Since moving back to Yellow Springs, one of my favorite things to do is visit Coconut—usually just to say hey through the window, but sometimes when the weather is nice and the back door is open she’s there, prowling the 2-foot circumference of the doorway (she’s a bit skittish).
And if you don’t know already, and if you haven’t gathered as much by this post so far, I’m a cat person. Actually to say that I’m a cat person is a bit of an understatement. I don’t actually have a cat; I’ve always been fated to be a cat lady so what’s the rush? In the meantime I try to pet and bond with every cat that comes across my path. They distract me from everything: conversations, errands, other cats. I would yell “kitty!” and rush to them. But the cats around here can be antisocial so I’ve had to modify my approach. Now I whisper “kitty” and crouch-slink to them.
One of the things I love about cats—especially the cats around here—is their aloofness. The more aloof the cat the more I love them. I kind of thrive on perpetually-unfulfilled longing. So if one would care to get all psychoanalytic about it, Coconut’s appeal for me may partly be because much of our relationship is characterized by being separated by a glass window. We constantly try to get at each other through this window, and are only sometimes rewarded by actual physical contact, involving lots of petting, shedding, and the occasional dash to safety at outside disruption (I’m not telling you who does that one).

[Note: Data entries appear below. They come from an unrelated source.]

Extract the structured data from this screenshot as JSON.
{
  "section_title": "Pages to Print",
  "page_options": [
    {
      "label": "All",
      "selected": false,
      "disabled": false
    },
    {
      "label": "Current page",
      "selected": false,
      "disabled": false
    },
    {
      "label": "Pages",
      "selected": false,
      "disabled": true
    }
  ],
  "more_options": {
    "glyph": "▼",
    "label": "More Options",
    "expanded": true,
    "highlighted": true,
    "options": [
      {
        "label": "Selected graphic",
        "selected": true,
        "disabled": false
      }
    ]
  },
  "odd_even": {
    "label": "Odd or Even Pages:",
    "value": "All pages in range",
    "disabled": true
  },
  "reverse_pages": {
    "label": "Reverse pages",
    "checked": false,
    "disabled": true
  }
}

I want to take this opportunity to apologize to my colleagues at the News—if I am late to work, it’s all Coconut’s fault. You try saying no to that charm.